Encyclopedia o f Chicago
Entries : Clubs, Literary
Clubs, Literary

Clubs, Literary

Clippings on 20th Century Club
Literary clubs exemplified Chicago's progress from an emerging city focused on the marketplace toward one in which some of its citizens had the leisure to promote and patronize the arts. These clubs often incorporated both literary study and social concern. Early clubs held literary debates, hosted lectures, and established libraries and included the Chicago Polemical Society (founded 1833), Chicago Lyceum (1834), and the Young Men's Association (1841). By the early 1870s the women of the Fortnightly Club met to engage in both social intercourse and intellectual development. In 1874 the all-male Chicago Literary Club began meeting to share their love of literature. The club published selected papers of members on topics including politics, the labor movement, and Civil War reminiscences. The Fortnightly Club and the now coed Chicago Literary Club, the city's longest-lived literary clubs, have continued to meet weekly into the twenty-first century.

Chicago's educated middle-class African Americans instituted literary clubs of their own and participated in mixed-race clubs such as the Frederick Douglass Center's Woman's Club. Since the 1960s the formal, organized literary clubs (in Chicago as elsewhere) have had to compete with proliferating informal reading groups which may center on a local library branch, a bookstore, or just a hospital living room. In 2000 the Chicago Public Library started a program to promote broader and more unified group reading under the banner of “One Book, One City,” which recommends a single book to be read and discussed all over town.

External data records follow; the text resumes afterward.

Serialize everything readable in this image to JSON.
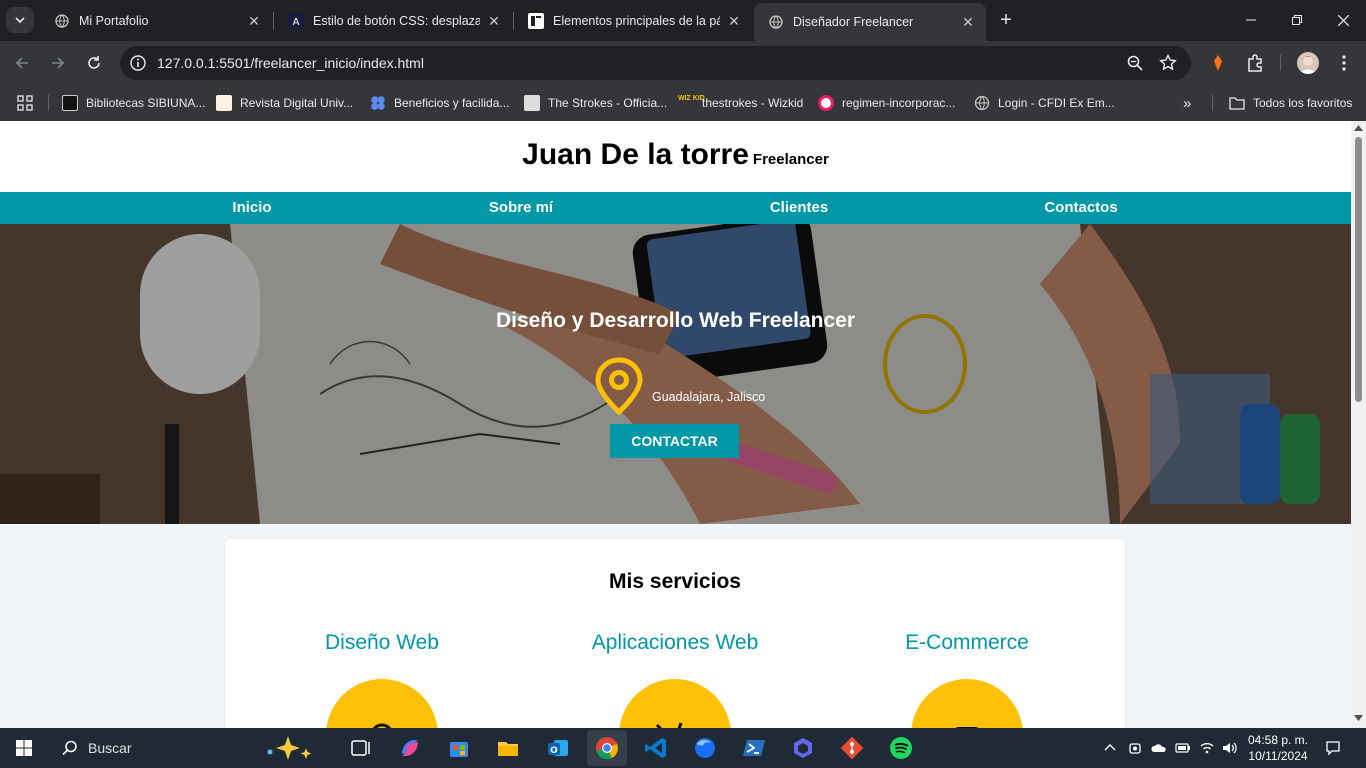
{
  "browser": {
    "tabs": [
      {
        "title": "Mi Portafolio",
        "active": false
      },
      {
        "title": "Estilo de botón CSS: desplazam",
        "active": false
      },
      {
        "title": "Elementos principales de la pág",
        "active": false
      },
      {
        "title": "Diseñador Freelancer",
        "active": true
      }
    ],
    "new_tab_label": "+",
    "url": "127.0.0.1:5501/freelancer_inicio/index.html",
    "bookmarks": [
      "Bibliotecas SIBIUNA...",
      "Revista Digital Univ...",
      "Beneficios y facilida...",
      "The Strokes - Officia...",
      "thestrokes - Wizkid",
      "regimen-incorporac...",
      "Login - CFDI Ex Em..."
    ],
    "bookmarks_overflow": "»",
    "all_bookmarks": "Todos los favoritos"
  },
  "site": {
    "name": "Juan De la torre",
    "role": "Freelancer",
    "nav": [
      "Inicio",
      "Sobre mí",
      "Clientes",
      "Contactos"
    ],
    "hero_title": "Diseño y Desarrollo Web Freelancer",
    "location": "Guadalajara, Jalisco",
    "cta": "CONTACTAR",
    "services_title": "Mis servicios",
    "services": [
      "Diseño Web",
      "Aplicaciones Web",
      "E-Commerce"
    ]
  },
  "taskbar": {
    "search_label": "Buscar",
    "time": "04:58 p. m.",
    "date": "10/11/2024"
  },
  "colors": {
    "brand_teal": "#0097a7",
    "accent_yellow": "#ffc107",
    "chrome_dark": "#202124",
    "chrome_toolbar": "#35363a"
  }
}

Andrews, Clarence A. Chicago in Story: A Literary History. 1982.
Chicago Literary Club. The Chicago Literary Club: The First Hundred Years, 1874–1974. 1974.
Knupfer, Anne Meis. Toward a Tenderer Humanity and a Nobler Womanhood: African American Women's Clubs in Turn-of-the-Century Chicago. 1996.